**RECORDS PROVIDED**
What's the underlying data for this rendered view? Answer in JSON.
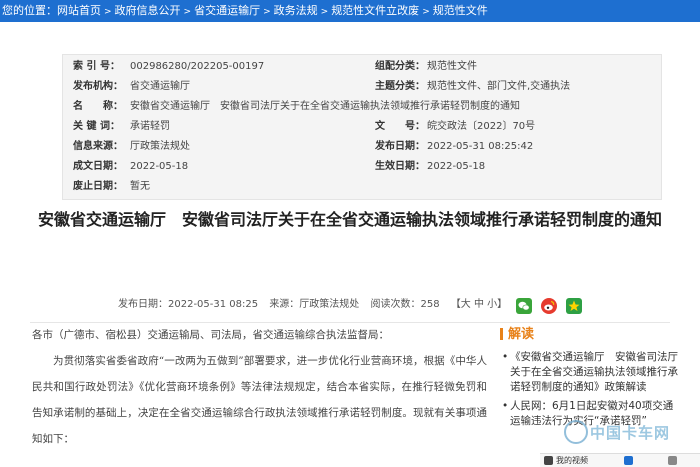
{
  "breadcrumb": {
    "prefix": "您的位置：",
    "items": [
      "网站首页",
      "政府信息公开",
      "省交通运输厅",
      "政务法规",
      "规范性文件立改废",
      "规范性文件"
    ]
  },
  "meta": {
    "rows": [
      {
        "k1": "索 引 号：",
        "v1": "002986280/202205-00197",
        "k2": "组配分类：",
        "v2": "规范性文件"
      },
      {
        "k1": "发布机构：",
        "v1": "省交通运输厅",
        "k2": "主题分类：",
        "v2": "规范性文件、部门文件,交通执法"
      },
      {
        "k1": "名　　称：",
        "v1": "安徽省交通运输厅　安徽省司法厅关于在全省交通运输执法领域推行承诺轻罚制度的通知",
        "k2": "",
        "v2": ""
      },
      {
        "k1": "关 键 词：",
        "v1": "承诺轻罚",
        "k2": "文　　号：",
        "v2": "皖交政法〔2022〕70号"
      },
      {
        "k1": "信息来源：",
        "v1": "厅政策法规处",
        "k2": "发布日期：",
        "v2": "2022-05-31 08:25:42"
      },
      {
        "k1": "成文日期：",
        "v1": "2022-05-18",
        "k2": "生效日期：",
        "v2": "2022-05-18"
      },
      {
        "k1": "废止日期：",
        "v1": "暂无",
        "k2": "",
        "v2": ""
      }
    ]
  },
  "article": {
    "title": "安徽省交通运输厅　安徽省司法厅关于在全省交通运输执法领域推行承诺轻罚制度的通知",
    "pub_date": "发布日期：2022-05-31 08:25",
    "source": "来源：厅政策法规处",
    "views": "阅读次数：258",
    "fontsize_label": "【大 中 小】",
    "paragraphs": [
      "各市（广德市、宿松县）交通运输局、司法局，省交通运输综合执法监督局：",
      "为贯彻落实省委省政府“一改两为五做到”部署要求，进一步优化行业营商环境，根据《中华人民共和国行政处罚法》《优化营商环境条例》等法律法规规定，结合本省实际，在推行轻微免罚和告知承诺制的基础上，决定在全省交通运输综合行政执法领域推行承诺轻罚制度。现就有关事项通知如下："
    ]
  },
  "share": {
    "icons": [
      "wechat-icon",
      "weibo-icon",
      "qzone-icon"
    ],
    "colors": {
      "wechat": "#3aa53a",
      "weibo": "#e63b2e",
      "qzone": "#2ea044"
    }
  },
  "sidebar": {
    "heading": "解读",
    "items": [
      "《安徽省交通运输厅　安徽省司法厅关于在全省交通运输执法领域推行承诺轻罚制度的通知》政策解读",
      "人民网：6月1日起安徽对40项交通运输违法行为实行“承诺轻罚”"
    ]
  },
  "watermark": {
    "text": "中国卡车网"
  },
  "taskbar": {
    "label": "我的视频"
  },
  "colors": {
    "accent": "#1e6fd0",
    "sidebar_accent": "#e8821a"
  }
}
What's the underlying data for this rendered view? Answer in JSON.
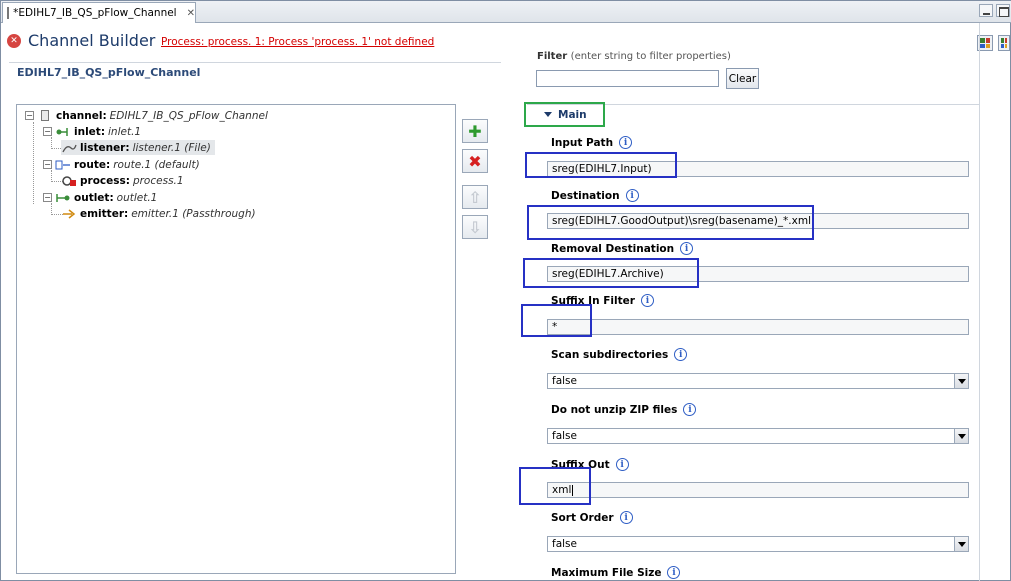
{
  "tab": {
    "title": "*EDIHL7_IB_QS_pFlow_Channel"
  },
  "header": {
    "title": "Channel Builder",
    "error_message": "Process: process. 1: Process 'process. 1' not defined"
  },
  "channel_name": "EDIHL7_IB_QS_pFlow_Channel",
  "tree": [
    {
      "label": "channel:",
      "value": "EDIHL7_IB_QS_pFlow_Channel"
    },
    {
      "label": "inlet:",
      "value": "inlet.1"
    },
    {
      "label": "listener:",
      "value": "listener.1 (File)"
    },
    {
      "label": "route:",
      "value": "route.1 (default)"
    },
    {
      "label": "process:",
      "value": "process.1"
    },
    {
      "label": "outlet:",
      "value": "outlet.1"
    },
    {
      "label": "emitter:",
      "value": "emitter.1 (Passthrough)"
    }
  ],
  "filter": {
    "label": "Filter",
    "hint": "(enter string to filter properties)",
    "value": "",
    "clear_label": "Clear"
  },
  "section": {
    "label": "Main"
  },
  "properties": [
    {
      "label": "Input Path",
      "value": "sreg(EDIHL7.Input)"
    },
    {
      "label": "Destination",
      "value": "sreg(EDIHL7.GoodOutput)\\sreg(basename)_*.xml"
    },
    {
      "label": "Removal Destination",
      "value": "sreg(EDIHL7.Archive)"
    },
    {
      "label": "Suffix In Filter",
      "value": "*"
    },
    {
      "label": "Scan subdirectories",
      "value": "false"
    },
    {
      "label": "Do not unzip ZIP files",
      "value": "false"
    },
    {
      "label": "Suffix Out",
      "value": "xml"
    },
    {
      "label": "Sort Order",
      "value": "false"
    },
    {
      "label": "Maximum File Size",
      "value": ""
    }
  ],
  "colors": {
    "highlight_blue": "#2631c4",
    "highlight_green": "#2da84a",
    "error_red": "#d40000"
  }
}
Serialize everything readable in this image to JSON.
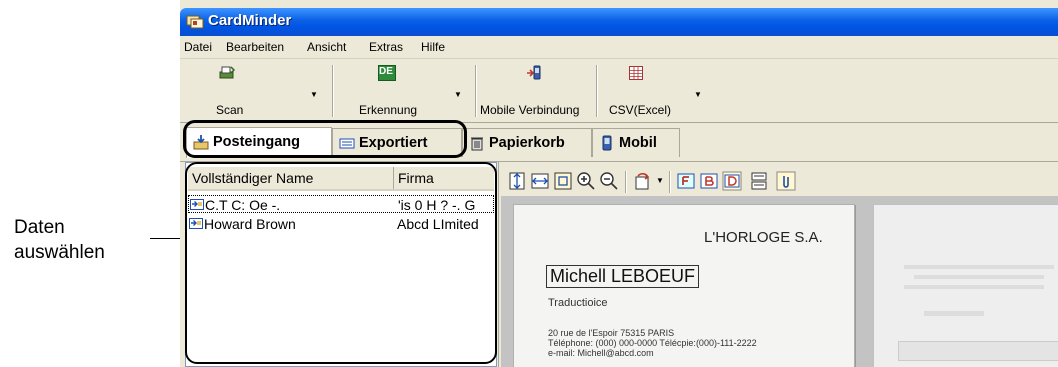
{
  "annotation": {
    "line1": "Daten",
    "line2": "auswählen"
  },
  "window": {
    "title": "CardMinder"
  },
  "menu": [
    "Datei",
    "Bearbeiten",
    "Ansicht",
    "Extras",
    "Hilfe"
  ],
  "toolbar": {
    "scan": "Scan",
    "recognition": "Erkennung",
    "recognition_badge": "DE",
    "mobile": "Mobile Verbindung",
    "csv": "CSV(Excel)"
  },
  "tabs": [
    "Posteingang",
    "Exportiert",
    "Papierkorb",
    "Mobil"
  ],
  "list": {
    "columns": [
      "Vollständiger Name",
      "Firma"
    ],
    "rows": [
      {
        "name": "C.T C: Oe -.",
        "company": "'is 0 H ? -. G"
      },
      {
        "name": "Howard Brown",
        "company": "Abcd LImited"
      }
    ]
  },
  "card": {
    "company": "L'HORLOGE S.A.",
    "name": "Michell LEBOEUF",
    "role": "Traductioice",
    "address": "20 rue de l'Espoir 75315 PARIS",
    "phone": "Téléphone: (000) 000-0000   Télécpie:(000)-111-2222",
    "email": "e-mail: Michell@abcd.com"
  },
  "colors": {
    "titlebar": "#0054e3",
    "chrome": "#ece9d8",
    "highlight": "#000000"
  }
}
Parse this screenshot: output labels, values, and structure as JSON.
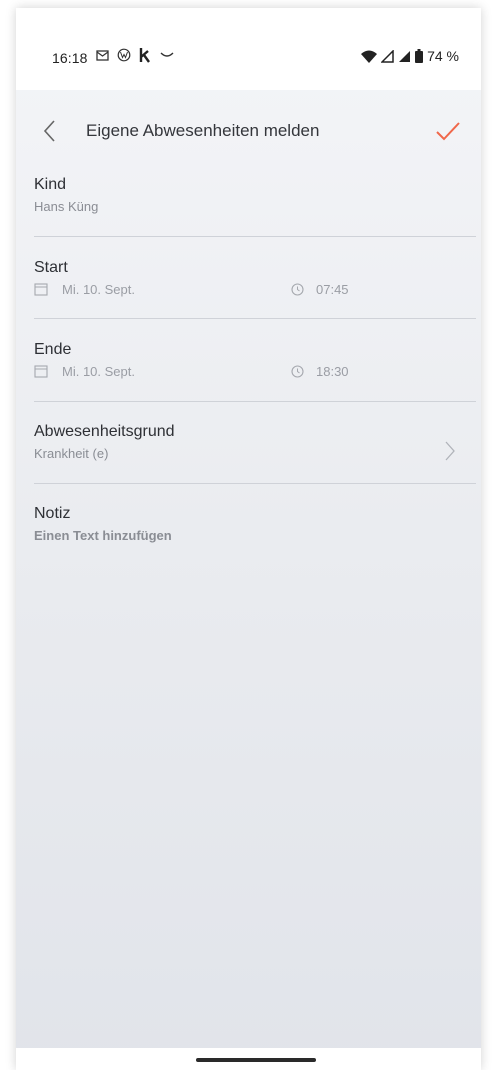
{
  "status_bar": {
    "time": "16:18",
    "battery": "74 %",
    "left_icons": [
      "mail-notification-icon",
      "vw-logo-icon",
      "k-app-icon",
      "smile-icon"
    ],
    "right_icons": [
      "wifi-icon",
      "signal-icon",
      "signal-icon",
      "battery-icon"
    ]
  },
  "header": {
    "title": "Eigene Abwesenheiten melden",
    "back_icon": "chevron-left-icon",
    "confirm_icon": "check-icon",
    "accent_color": "#f0674a"
  },
  "form": {
    "kind": {
      "label": "Kind",
      "value": "Hans Küng"
    },
    "start": {
      "label": "Start",
      "date": "Mi. 10. Sept.",
      "time": "07:45"
    },
    "ende": {
      "label": "Ende",
      "date": "Mi. 10. Sept.",
      "time": "18:30"
    },
    "grund": {
      "label": "Abwesenheitsgrund",
      "value": "Krankheit (e)"
    },
    "notiz": {
      "label": "Notiz",
      "placeholder": "Einen Text hinzufügen"
    }
  }
}
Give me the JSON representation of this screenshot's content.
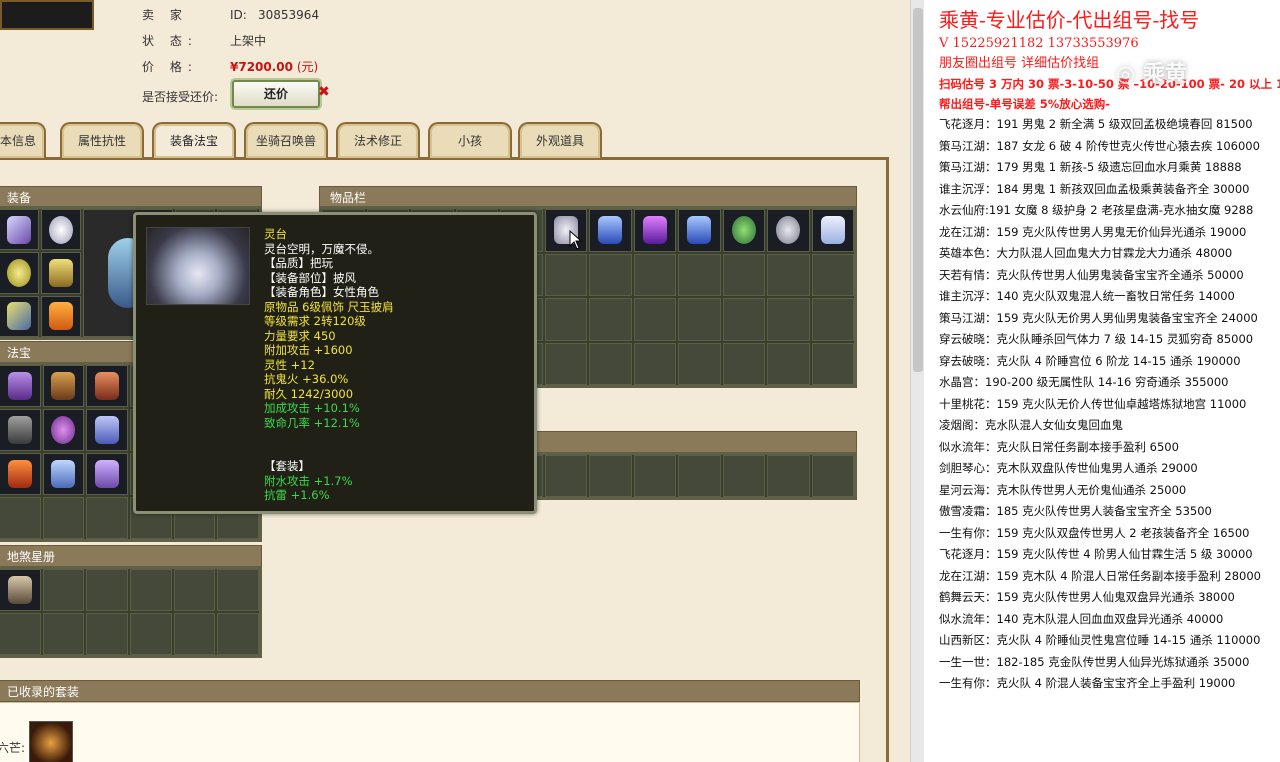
{
  "seller": {
    "label_seller": "卖 家",
    "label_status": "状 态:",
    "label_price": "价 格:",
    "label_offer": "是否接受还价:",
    "id_label": "ID:",
    "id_value": "30853964",
    "status_value": "上架中",
    "price_value": "¥7200.00",
    "price_unit": "(元)",
    "offer_button": "还价",
    "close_mark": "✖"
  },
  "tabs": [
    "本信息",
    "属性抗性",
    "装备法宝",
    "坐骑召唤兽",
    "法术修正",
    "小孩",
    "外观道具"
  ],
  "active_tab": "装备法宝",
  "sections": {
    "equip": "装备",
    "magic": "法宝",
    "inventory": "物品栏",
    "earth": "地煞星册",
    "sets": "已收录的套装",
    "sets_row_label": "六芒:"
  },
  "tooltip": {
    "name": "灵台",
    "desc": "灵台空明，万魔不侵。",
    "quality": "【品质】把玩",
    "slot": "【装备部位】披风",
    "role": "【装备角色】女性角色",
    "origin": "原物品 6级佩饰 尺玉披肩",
    "level_req": "等级需求 2转120级",
    "power_req": "力量要求 450",
    "attack": "附加攻击 +1600",
    "spirit": "灵性 +12",
    "resist_fire": "抗鬼火 +36.0%",
    "durability": "耐久 1242/3000",
    "bonus_attack": "加成攻击 +10.1%",
    "crit": "致命几率 +12.1%",
    "set_title": "【套装】",
    "set_1": "附水攻击 +1.7%",
    "set_2": "抗雷 +1.6%"
  },
  "right": {
    "title": "乘黄-专业估价-代出组号-找号",
    "phone": " V 15225921182   13733553976",
    "circle": "朋友圈出组号   详细估价找组",
    "scan_line": "扫码估号 3 万内 30 票-3-10-50 票 –10-20-100 票- 20 以上 150",
    "help_line": "帮出组号-单号误差 5%放心选购-",
    "watermark": "◎ 乘黄",
    "listings": [
      "飞花逐月：191 男鬼 2 新全满 5 级双回孟极绝境春回 81500",
      "策马江湖：187 女龙 6 破 4 阶传世克火传世心猿去疾 106000",
      "策马江湖：179 男鬼 1 新孩-5 级遗忘回血水月乘黄 18888",
      "谁主沉浮：184 男鬼 1 新孩双回血孟极乘黄装备齐全 30000",
      "水云仙府:191 女魔 8 级护身 2 老孩星盘满-克水抽女魔 9288",
      "龙在江湖：159 克火队传世男人男鬼无价仙异光通杀 19000",
      "英雄本色：大力队混人回血鬼大力甘霖龙大力通杀 48000",
      "天若有情：克火队传世男人仙男鬼装备宝宝齐全通杀 50000",
      "谁主沉浮：140 克火队双鬼混人统一畜牧日常任务 14000",
      "策马江湖：159 克火队无价男人男仙男鬼装备宝宝齐全 24000",
      "穿云破晓：克火队睡杀回气体力 7 级 14-15 灵狐穷奇 85000",
      "穿去破晓：克火队 4 阶睡宫位 6 阶龙 14-15 通杀 190000",
      "水晶宫：190-200 级无属性队 14-16 穷奇通杀 355000",
      "十里桃花：159 克火队无价人传世仙卓越塔炼狱地宫 11000",
      "凌烟阁：克水队混人女仙女鬼回血鬼",
      "似水流年：克火队日常任务副本接手盈利 6500",
      "剑胆琴心：克木队双盘队传世仙鬼男人通杀 29000",
      "星河云海：克木队传世男人无价鬼仙通杀 25000",
      "傲雪凌霜：185 克火队传世男人装备宝宝齐全 53500",
      "一生有你：159 克火队双盘传世男人 2 老孩装备齐全 16500",
      "飞花逐月：159 克火队传世 4 阶男人仙甘霖生活 5 级 30000",
      "龙在江湖：159 克木队 4 阶混人日常任务副本接手盈利 28000",
      "鹤舞云天：159 克火队传世男人仙鬼双盘异光通杀 38000",
      "似水流年：140 克木队混人回血血双盘异光通杀 40000",
      "山西新区：克火队 4 阶睡仙灵性鬼宫位睡 14-15 通杀 110000",
      "一生一世：182-185 克金队传世男人仙异光炼狱通杀 35000",
      "一生有你：克火队 4 阶混人装备宝宝齐全上手盈利 19000"
    ]
  },
  "colors": {
    "accent_red": "#ff1a1a",
    "panel_bg": "#f3ead8",
    "tooltip_yellow": "#f1e33a",
    "tooltip_green": "#3cd94a"
  }
}
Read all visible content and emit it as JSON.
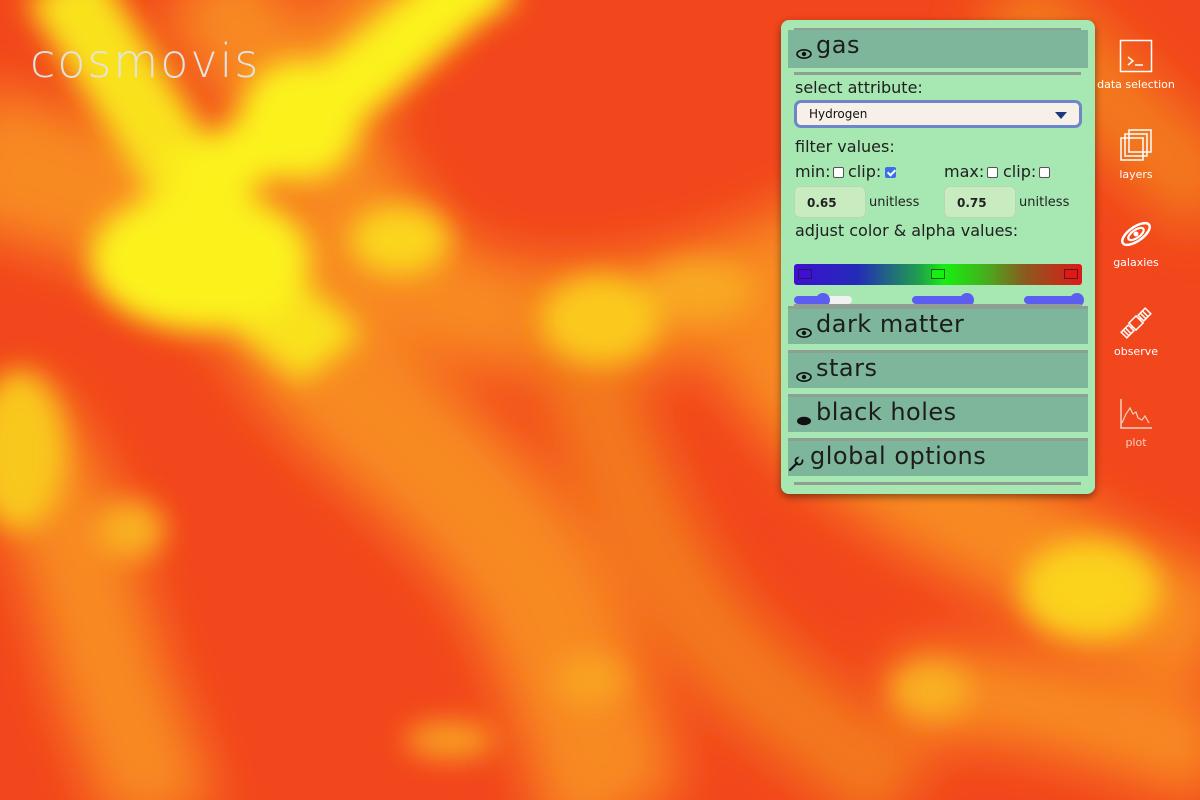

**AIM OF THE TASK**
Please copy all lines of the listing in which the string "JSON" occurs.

**COMPLETED TASK**
What's the underlying data for this rendered view? Answer in JSON.
What's the underlying data for this rendered view? Answer in JSON.
Serialize everything readable in this image to JSON.
Parse this screenshot: output labels, values, and structure as JSON.
Give me the JSON representation of this screenshot's content.
Read all visible content and emit it as JSON.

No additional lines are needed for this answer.